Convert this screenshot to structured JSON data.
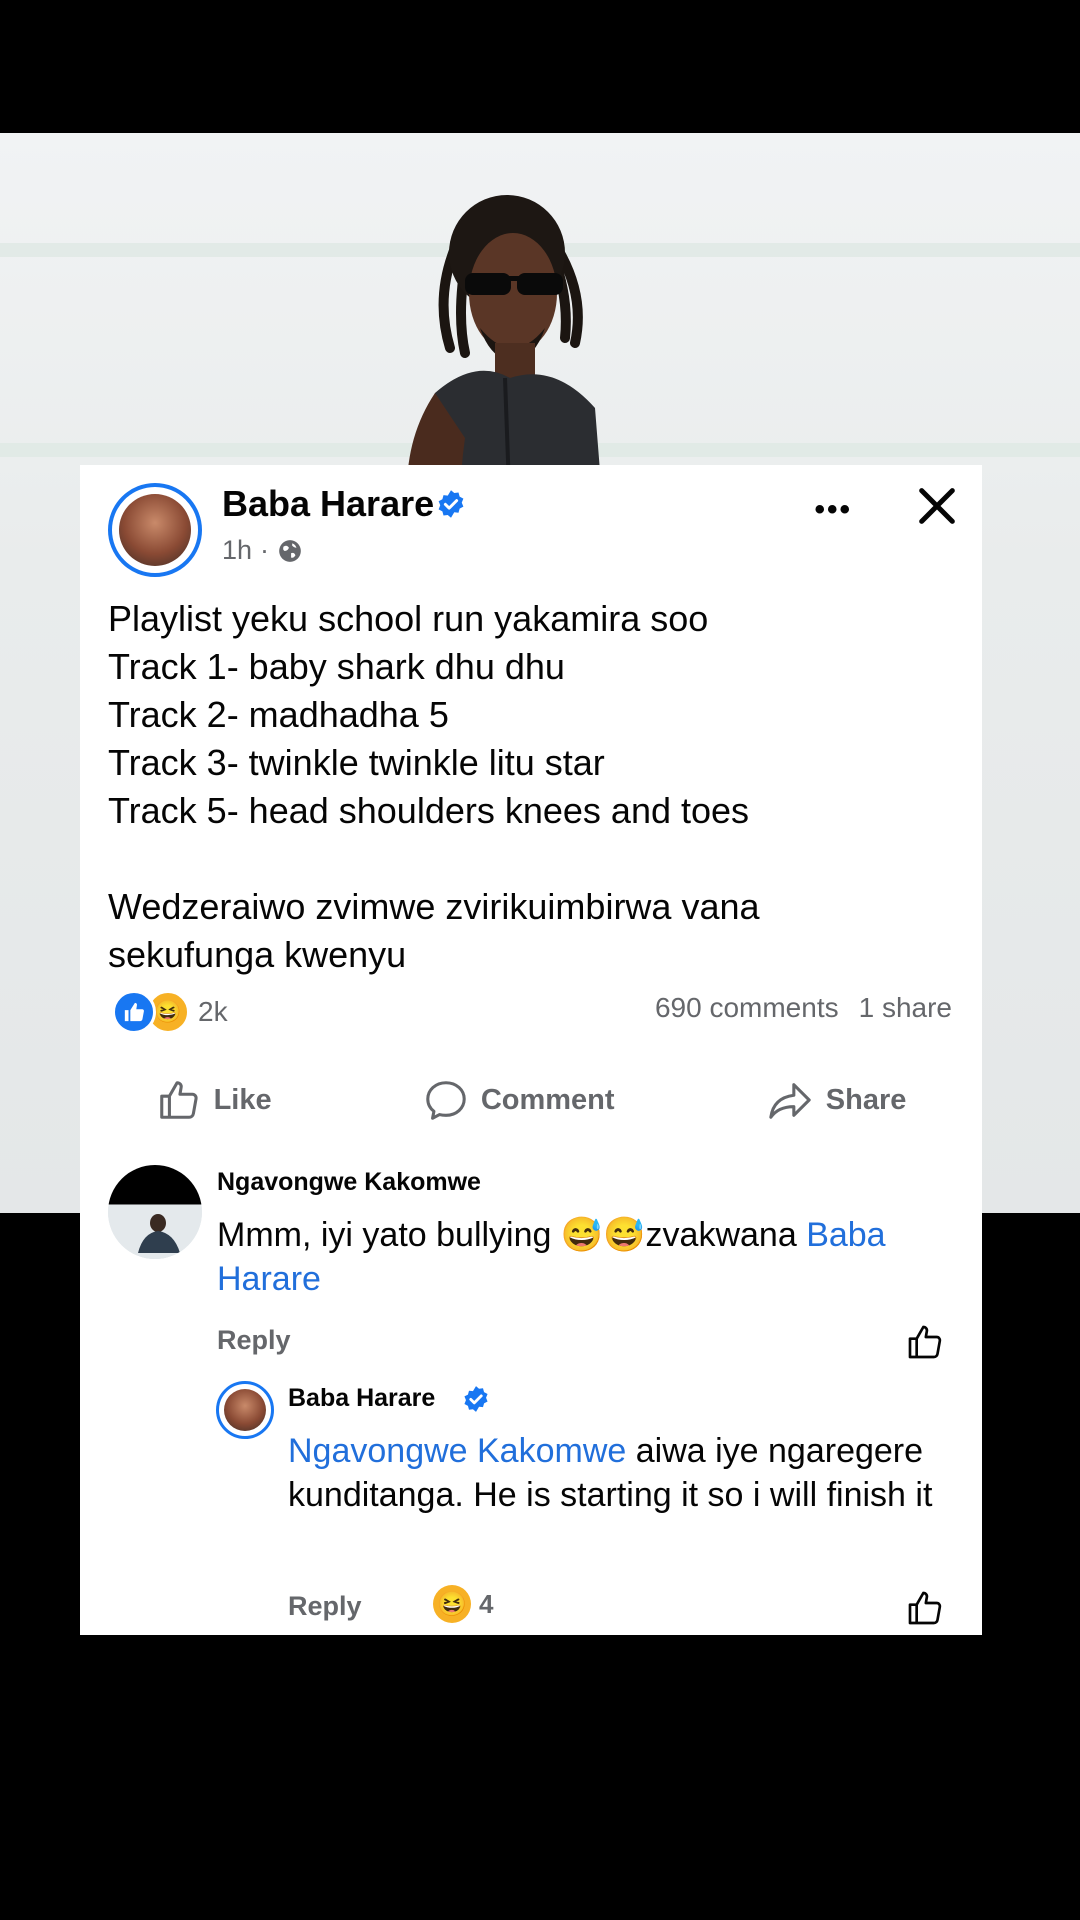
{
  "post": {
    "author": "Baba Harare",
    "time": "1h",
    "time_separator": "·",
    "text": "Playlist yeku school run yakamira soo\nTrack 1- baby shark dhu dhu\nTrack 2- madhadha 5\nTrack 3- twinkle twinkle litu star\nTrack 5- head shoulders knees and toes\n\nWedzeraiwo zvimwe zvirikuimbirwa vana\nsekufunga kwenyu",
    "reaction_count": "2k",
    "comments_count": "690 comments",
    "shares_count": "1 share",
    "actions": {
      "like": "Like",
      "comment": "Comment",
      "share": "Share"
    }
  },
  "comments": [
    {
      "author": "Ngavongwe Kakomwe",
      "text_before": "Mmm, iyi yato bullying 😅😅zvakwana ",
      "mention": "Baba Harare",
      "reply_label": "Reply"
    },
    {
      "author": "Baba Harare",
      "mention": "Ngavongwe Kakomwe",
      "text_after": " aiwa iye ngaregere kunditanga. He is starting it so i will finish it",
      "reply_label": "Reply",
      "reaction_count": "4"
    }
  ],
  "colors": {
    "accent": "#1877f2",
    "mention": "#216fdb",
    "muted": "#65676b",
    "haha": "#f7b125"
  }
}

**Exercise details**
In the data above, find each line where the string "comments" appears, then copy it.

**Output below**
    "comments_count": "690 comments",
  "comments": [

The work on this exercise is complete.